  5. Geek Night is just one of many ThoughtWorks events that helps to facilitate knowledge sharing within the company. It is an after work event where developers head back to the ThoughtWorks office for a night of geeking out in front of a computer. We learn a new programming language whilst downing copious amounts of Coke Zero and rice cracker snacks.

  6. Free food: I have put on a couple of kilos since I started work. It has to do with all the lunches and dinners that the company has put on. They keep a fridge stocked with beers, wine, soft drinks and fruit juice. As well as bowls of fruit and cupboards filled with biscuits, chips, and chocolates. Best of all they have a tab going for free coffee at a local cafe!

  7. Consulting Dojo: There is one catch to the free food, on Fridays lunch is provided to attract all the ThoughtWorkers to the office to listen to one of our colleagues present on a consulting related topic. The presentations have been very interesting, and there is always a good turn out. The dojo is another example of knowledge sharing within the company.

  8. Training and book budgets: Each ThoughtWorker is provided with their own personal budget for training and purchasing books. Essentially we are responsible for our own learning and personal development. So we can choose whatever course or conference we want to attend. There is just so much support for our career development.

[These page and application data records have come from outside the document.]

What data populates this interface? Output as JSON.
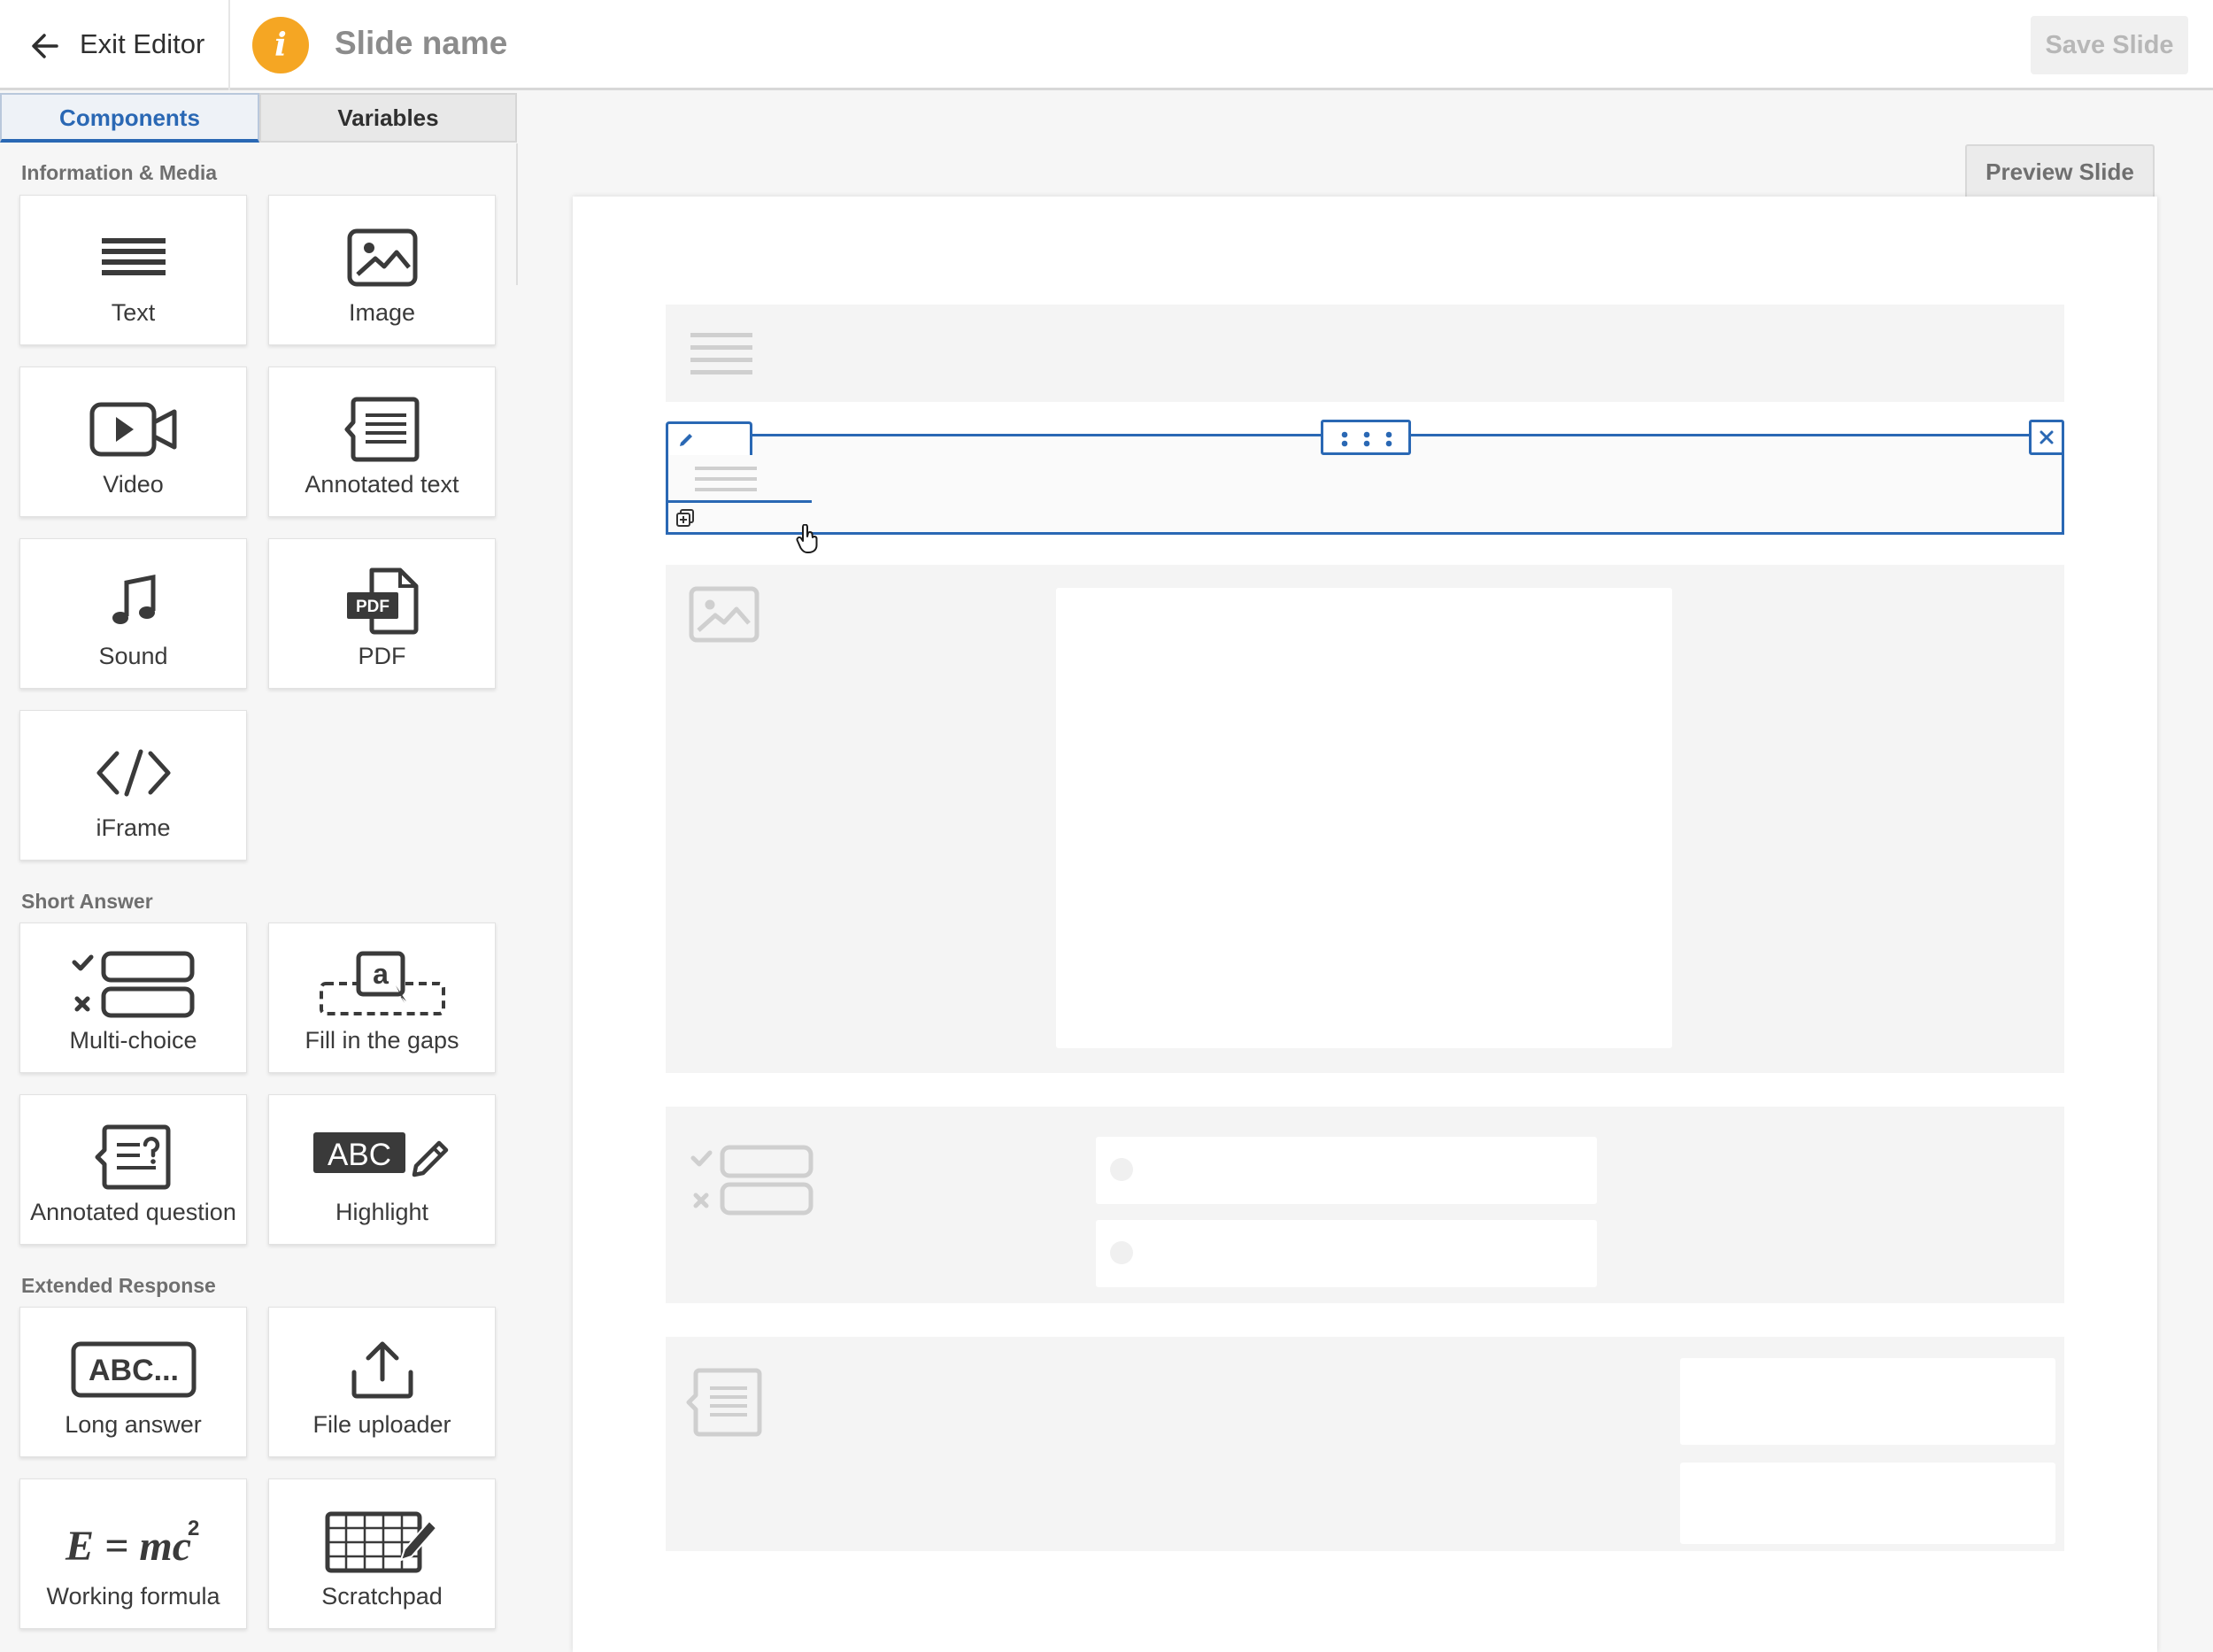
{
  "topbar": {
    "exit_label": "Exit Editor",
    "info_glyph": "i",
    "slide_name": "Slide name",
    "save_label": "Save Slide"
  },
  "sidebar": {
    "tabs": [
      {
        "label": "Components",
        "active": true
      },
      {
        "label": "Variables",
        "active": false
      }
    ],
    "sections": [
      {
        "title": "Information & Media",
        "items": [
          {
            "label": "Text",
            "icon": "text-lines-icon"
          },
          {
            "label": "Image",
            "icon": "image-icon"
          },
          {
            "label": "Video",
            "icon": "video-camera-icon"
          },
          {
            "label": "Annotated text",
            "icon": "annotated-text-icon"
          },
          {
            "label": "Sound",
            "icon": "music-note-icon"
          },
          {
            "label": "PDF",
            "icon": "pdf-file-icon"
          },
          {
            "label": "iFrame",
            "icon": "code-brackets-icon"
          }
        ]
      },
      {
        "title": "Short Answer",
        "items": [
          {
            "label": "Multi-choice",
            "icon": "multi-choice-icon"
          },
          {
            "label": "Fill in the gaps",
            "icon": "fill-gaps-icon"
          },
          {
            "label": "Annotated question",
            "icon": "annotated-question-icon"
          },
          {
            "label": "Highlight",
            "icon": "highlight-abc-icon"
          }
        ]
      },
      {
        "title": "Extended Response",
        "items": [
          {
            "label": "Long answer",
            "icon": "long-answer-icon"
          },
          {
            "label": "File uploader",
            "icon": "upload-icon"
          },
          {
            "label": "Working formula",
            "icon": "formula-icon"
          },
          {
            "label": "Scratchpad",
            "icon": "scratchpad-grid-icon"
          }
        ]
      }
    ],
    "icon_text": {
      "pdf": "PDF",
      "fill_gap_letter": "a",
      "highlight": "ABC",
      "long_answer": "ABC...",
      "formula": "E = mc",
      "formula_sup": "2"
    }
  },
  "canvas": {
    "preview_label": "Preview Slide",
    "blocks": [
      "text-block",
      "selected-text-block",
      "image-block",
      "multi-choice-block",
      "annotated-text-block"
    ]
  },
  "colors": {
    "accent": "#2a68b4",
    "info_badge": "#f5a623",
    "placeholder_grey": "#c9c9c9"
  }
}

  9. Brand new Dell Latitude D620: It isn’t a Mac, but I have been very impressed with this piece of hardware. I really like the widescreen display, Intel Core Duo processor, and the feel of the keyboard. It also doesn’t get that hot from extended usage. It is the first Dell I’ve used, and I’m very happy with it.

  10. Mobile phone and home broadband: This is a nice perk, having your company pay for your mobile phone and home broadband bills. I can finally afford ADSL2!

If this list makes you want to quit your job and work for ThoughtWorks, then you should seriously consider it. ThoughtWorks is on a recruiting rampage as we are experiencing tremendous demand for our services. Although you might want to quit your job after you have received an offer of employment as the recruiting process is quite lengthy, and only the best candidates make it through.